### Task goal:
Below are the records; count how many of their lines carry "text" and give only the number.

Dataset rows describing interfaces:
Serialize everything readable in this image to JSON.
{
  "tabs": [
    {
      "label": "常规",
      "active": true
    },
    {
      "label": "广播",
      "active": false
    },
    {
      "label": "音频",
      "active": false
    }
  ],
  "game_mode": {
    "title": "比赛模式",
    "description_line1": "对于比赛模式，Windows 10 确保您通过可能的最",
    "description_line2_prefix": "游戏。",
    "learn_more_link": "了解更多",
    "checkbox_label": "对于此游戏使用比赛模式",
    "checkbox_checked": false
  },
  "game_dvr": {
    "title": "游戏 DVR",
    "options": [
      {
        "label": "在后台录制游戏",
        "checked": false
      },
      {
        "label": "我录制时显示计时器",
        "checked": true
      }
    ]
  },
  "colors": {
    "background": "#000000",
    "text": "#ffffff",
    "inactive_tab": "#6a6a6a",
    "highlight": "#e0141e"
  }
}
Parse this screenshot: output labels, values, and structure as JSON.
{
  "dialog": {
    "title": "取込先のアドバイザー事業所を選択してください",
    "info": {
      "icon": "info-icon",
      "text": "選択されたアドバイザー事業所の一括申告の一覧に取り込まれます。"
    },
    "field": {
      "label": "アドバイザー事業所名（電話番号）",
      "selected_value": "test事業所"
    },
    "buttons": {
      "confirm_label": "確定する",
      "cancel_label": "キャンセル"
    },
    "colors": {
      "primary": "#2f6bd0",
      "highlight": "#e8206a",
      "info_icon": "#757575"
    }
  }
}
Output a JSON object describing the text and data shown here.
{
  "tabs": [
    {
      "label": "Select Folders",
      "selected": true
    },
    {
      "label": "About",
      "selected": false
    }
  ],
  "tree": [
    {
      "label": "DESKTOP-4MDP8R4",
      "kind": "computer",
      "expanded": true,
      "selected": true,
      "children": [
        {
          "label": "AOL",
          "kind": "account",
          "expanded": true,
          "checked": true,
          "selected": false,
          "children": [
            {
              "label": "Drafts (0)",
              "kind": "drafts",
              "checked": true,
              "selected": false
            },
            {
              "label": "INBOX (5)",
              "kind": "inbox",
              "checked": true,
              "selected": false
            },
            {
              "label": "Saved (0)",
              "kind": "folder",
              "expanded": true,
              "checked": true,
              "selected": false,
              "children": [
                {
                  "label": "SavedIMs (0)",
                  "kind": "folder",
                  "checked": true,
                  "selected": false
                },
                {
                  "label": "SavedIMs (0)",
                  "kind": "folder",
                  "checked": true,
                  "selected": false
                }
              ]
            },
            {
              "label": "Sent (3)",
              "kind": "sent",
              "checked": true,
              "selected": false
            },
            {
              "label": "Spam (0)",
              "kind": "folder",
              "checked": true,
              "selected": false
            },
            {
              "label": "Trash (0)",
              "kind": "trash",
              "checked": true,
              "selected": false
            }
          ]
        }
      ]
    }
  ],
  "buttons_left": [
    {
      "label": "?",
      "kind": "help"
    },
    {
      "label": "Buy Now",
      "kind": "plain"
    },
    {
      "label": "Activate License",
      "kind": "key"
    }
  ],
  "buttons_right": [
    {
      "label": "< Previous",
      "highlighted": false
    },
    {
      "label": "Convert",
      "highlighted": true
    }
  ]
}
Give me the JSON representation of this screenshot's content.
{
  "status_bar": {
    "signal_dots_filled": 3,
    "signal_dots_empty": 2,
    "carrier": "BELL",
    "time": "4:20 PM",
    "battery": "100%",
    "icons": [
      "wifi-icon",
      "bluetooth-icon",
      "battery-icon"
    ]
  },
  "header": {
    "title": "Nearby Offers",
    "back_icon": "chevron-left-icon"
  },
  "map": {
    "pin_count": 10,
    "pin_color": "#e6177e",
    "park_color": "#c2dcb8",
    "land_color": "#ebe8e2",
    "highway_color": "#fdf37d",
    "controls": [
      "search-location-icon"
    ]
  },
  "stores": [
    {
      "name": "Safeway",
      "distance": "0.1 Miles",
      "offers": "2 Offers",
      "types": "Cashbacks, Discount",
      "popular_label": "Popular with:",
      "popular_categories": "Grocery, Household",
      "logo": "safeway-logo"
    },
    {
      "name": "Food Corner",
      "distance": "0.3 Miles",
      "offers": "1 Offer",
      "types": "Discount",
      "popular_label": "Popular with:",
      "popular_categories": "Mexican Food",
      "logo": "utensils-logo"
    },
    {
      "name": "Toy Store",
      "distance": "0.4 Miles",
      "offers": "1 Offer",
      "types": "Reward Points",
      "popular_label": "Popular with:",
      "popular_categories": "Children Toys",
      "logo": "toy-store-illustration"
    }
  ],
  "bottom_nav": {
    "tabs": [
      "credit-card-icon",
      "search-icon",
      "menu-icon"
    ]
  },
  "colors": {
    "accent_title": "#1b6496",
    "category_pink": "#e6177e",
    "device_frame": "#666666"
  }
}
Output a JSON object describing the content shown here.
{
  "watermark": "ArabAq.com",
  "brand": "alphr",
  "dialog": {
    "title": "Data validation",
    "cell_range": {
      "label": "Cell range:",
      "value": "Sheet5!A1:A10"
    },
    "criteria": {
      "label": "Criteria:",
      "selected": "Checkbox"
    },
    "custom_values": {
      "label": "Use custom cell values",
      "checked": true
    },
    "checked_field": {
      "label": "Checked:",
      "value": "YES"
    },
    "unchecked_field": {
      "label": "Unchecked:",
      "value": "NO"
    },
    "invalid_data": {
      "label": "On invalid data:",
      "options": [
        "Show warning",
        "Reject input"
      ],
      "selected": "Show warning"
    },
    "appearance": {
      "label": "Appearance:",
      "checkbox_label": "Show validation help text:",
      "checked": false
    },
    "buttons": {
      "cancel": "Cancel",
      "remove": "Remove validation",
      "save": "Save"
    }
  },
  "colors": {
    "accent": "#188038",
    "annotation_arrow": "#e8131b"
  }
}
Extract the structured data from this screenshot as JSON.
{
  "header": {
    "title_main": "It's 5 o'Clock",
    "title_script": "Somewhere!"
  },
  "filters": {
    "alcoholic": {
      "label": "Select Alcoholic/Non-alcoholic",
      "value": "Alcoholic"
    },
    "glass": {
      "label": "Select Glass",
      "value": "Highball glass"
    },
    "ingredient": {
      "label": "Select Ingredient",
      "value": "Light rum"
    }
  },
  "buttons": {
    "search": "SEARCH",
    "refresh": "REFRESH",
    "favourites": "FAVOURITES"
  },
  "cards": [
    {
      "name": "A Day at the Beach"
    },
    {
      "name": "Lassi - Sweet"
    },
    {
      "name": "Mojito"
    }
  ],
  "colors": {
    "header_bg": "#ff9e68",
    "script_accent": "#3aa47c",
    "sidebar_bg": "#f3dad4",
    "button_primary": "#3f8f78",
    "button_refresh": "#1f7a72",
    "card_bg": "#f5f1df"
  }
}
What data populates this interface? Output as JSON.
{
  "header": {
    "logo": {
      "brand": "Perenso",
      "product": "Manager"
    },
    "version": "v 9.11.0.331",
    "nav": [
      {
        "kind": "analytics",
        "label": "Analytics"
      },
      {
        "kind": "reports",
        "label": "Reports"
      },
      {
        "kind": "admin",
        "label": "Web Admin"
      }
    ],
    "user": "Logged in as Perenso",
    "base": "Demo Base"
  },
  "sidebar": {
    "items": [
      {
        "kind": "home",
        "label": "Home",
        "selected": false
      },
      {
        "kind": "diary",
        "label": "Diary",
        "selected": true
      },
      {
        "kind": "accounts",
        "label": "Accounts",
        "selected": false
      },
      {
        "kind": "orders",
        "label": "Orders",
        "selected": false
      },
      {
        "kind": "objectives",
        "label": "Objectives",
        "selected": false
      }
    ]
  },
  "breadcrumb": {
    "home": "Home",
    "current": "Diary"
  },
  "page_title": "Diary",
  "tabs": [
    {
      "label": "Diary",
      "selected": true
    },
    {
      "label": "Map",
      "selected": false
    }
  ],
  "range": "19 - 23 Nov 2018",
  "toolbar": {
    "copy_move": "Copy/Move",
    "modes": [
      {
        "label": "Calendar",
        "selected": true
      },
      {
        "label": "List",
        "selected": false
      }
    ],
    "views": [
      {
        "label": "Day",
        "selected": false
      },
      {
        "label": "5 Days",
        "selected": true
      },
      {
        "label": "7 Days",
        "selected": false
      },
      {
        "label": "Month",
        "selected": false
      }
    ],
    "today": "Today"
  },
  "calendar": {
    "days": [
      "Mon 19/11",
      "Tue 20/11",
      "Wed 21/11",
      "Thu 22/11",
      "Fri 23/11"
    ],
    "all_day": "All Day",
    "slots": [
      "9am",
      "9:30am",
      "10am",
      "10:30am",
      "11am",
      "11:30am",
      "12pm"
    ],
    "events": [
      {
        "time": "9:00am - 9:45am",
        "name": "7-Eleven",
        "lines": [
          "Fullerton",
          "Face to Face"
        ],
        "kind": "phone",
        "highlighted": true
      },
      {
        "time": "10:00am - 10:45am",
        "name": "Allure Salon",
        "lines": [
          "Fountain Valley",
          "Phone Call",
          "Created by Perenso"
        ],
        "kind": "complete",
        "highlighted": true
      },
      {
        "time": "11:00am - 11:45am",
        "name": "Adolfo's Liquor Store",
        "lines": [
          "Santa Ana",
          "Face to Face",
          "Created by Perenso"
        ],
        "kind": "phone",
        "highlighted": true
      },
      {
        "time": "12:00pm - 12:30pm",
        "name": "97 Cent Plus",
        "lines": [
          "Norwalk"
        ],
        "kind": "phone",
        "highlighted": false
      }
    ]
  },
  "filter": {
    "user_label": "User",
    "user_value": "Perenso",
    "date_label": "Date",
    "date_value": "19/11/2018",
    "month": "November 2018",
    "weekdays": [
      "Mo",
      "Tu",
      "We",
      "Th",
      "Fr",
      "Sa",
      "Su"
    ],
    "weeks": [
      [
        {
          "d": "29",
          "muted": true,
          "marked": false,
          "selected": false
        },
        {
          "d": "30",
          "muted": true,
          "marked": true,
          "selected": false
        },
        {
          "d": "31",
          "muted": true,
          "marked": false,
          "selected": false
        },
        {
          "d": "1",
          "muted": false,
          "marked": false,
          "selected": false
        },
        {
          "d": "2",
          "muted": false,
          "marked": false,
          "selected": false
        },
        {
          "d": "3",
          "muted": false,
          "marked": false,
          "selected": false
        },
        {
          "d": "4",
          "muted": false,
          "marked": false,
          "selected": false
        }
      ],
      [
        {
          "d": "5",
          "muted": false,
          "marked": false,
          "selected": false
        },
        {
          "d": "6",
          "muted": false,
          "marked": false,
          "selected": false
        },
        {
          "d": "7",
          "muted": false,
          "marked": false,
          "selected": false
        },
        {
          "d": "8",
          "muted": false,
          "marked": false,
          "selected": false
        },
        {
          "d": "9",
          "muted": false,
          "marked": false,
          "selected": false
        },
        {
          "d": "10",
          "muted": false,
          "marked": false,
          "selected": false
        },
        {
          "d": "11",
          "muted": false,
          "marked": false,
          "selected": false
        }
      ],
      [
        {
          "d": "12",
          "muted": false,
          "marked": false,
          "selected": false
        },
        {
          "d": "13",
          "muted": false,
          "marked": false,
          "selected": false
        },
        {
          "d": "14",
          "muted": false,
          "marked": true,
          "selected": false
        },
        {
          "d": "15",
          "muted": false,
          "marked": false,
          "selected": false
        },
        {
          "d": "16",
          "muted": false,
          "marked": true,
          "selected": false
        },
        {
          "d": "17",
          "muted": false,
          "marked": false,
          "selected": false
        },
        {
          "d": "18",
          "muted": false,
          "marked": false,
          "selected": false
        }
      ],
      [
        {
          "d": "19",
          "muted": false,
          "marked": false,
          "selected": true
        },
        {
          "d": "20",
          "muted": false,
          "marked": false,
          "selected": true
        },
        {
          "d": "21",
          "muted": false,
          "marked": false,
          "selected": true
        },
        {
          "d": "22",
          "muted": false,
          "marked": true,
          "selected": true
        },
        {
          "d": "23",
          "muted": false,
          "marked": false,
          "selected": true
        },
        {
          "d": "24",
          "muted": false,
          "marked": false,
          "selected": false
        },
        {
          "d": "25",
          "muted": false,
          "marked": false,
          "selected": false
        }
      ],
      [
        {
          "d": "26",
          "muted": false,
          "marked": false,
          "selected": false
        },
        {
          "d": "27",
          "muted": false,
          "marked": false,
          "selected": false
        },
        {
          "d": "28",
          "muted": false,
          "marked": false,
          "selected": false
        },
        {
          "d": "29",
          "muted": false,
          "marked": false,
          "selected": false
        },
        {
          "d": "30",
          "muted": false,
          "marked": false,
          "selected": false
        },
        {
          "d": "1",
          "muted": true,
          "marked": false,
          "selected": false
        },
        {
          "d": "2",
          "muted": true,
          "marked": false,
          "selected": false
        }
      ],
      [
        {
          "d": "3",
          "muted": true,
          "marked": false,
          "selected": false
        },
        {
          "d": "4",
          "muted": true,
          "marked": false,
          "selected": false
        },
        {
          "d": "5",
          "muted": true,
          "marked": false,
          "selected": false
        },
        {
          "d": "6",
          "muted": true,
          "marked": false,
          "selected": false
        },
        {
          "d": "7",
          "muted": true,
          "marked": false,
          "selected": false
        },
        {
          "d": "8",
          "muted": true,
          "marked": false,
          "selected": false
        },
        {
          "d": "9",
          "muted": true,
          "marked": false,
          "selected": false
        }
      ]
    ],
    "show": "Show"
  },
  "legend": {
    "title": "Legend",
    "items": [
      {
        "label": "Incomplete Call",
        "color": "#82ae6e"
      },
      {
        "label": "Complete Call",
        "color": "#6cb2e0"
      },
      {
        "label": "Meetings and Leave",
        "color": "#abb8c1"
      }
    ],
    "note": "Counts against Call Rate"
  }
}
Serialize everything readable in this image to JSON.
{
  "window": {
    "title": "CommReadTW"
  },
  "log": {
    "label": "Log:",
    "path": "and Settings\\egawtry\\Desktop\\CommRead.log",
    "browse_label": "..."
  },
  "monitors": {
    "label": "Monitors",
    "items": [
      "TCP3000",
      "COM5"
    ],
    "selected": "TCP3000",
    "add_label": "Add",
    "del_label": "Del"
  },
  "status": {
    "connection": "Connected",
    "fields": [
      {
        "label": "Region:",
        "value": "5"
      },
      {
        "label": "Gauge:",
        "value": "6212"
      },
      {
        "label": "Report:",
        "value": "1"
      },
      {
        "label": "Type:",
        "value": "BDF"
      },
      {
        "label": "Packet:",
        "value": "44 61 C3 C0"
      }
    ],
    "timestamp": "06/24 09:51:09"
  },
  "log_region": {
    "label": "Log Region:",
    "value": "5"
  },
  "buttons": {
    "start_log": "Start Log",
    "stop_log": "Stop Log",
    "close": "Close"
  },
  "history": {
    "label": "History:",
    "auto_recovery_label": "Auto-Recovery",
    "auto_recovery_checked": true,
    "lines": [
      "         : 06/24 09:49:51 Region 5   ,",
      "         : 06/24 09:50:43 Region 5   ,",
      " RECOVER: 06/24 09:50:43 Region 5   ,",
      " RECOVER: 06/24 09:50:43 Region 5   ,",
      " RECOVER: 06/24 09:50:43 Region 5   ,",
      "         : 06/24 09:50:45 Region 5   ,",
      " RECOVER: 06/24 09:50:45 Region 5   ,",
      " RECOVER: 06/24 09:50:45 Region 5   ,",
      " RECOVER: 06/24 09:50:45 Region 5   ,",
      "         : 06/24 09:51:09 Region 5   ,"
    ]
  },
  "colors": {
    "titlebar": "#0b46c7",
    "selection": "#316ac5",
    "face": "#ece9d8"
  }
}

### Exercise solution:
4